“It’s a mixture of a lot of sports. As long as you’re athletic, you’ll probably like it,” he said. “It’s a lot of fun and you catch on quick.”
Chrane’s skills with the sport have not gone unnoticed by his team, coaches or recruiters. He was named team captain, voted best midfielder and most valuable player by his teammates last season and has been a part of several all-star teams including BAMALAX during the summer, a club team, for the state’s top players.
He said that he enjoyed playing on the same team with many of his rivals.
“Usually you want to take their heads off,” he laughed. But while playing for BAMALAX, he worked together with them to compete against club teams from other states.
Chrane attended seven different lacrosse camps last summer and started getting noticed by coaches and recruiters. “I made the all-star team at four or five of the camps, and coaches kept seeing my name,” he said.
“I think they liked that I was big and fast.” he added.
He committed to play for the Naval Academy in November and signed with them Feb. 20. “They have a stellar lacrosse program, one of the top 12 or 13 in the nation. It’s very prestigious,” he said.
During the snow showers in Alabama the weekend of Feb. 13, Chrane managed to get a flight out of Birmingham to watch Navy play Virginia Military Institute in Maryland. “They had three feet of snow there,” he said. “I sat with other players who have committed to play next year and we watched the game. The Navy ended up winning 16-5, so it wasn’t a very exciting game to watch, but still fun,” he laughed.
After finishing up his senior year at Spain Park, Chrane is planning to move to the Navy Prep School in Rhode Island. “There will be 20 players there for a year, so we’ll all get lots of playing time,” said Chrane. “After the year at the prep school, half of the players will go on to play for the Navy and the other half will play somewhere else.” In the Northeast, where lacrosse reigns supreme, Chrane will face more than just the changes in climate and culture. Chrane said that teams with such long-standing lacrosse programs like the Naval Academy take the sport very seriously.
“For most schools in the north, football season is just training for lacrosse season,” he said.

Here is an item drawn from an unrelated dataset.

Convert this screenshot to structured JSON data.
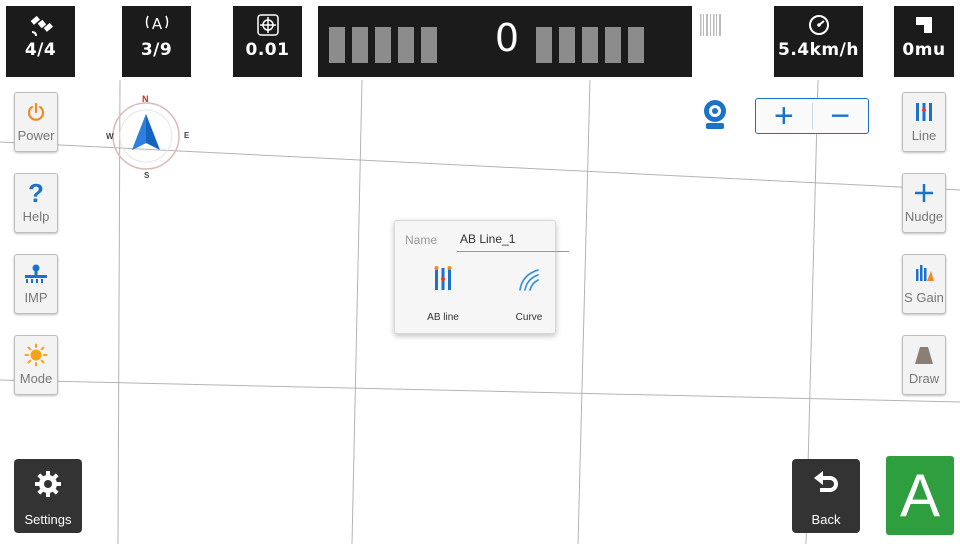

Chrane said his coach and his teammates helped him get to this point of preparing to play for Navy. “You all need to work together. Lacrosse is still very much a team sport,” he said.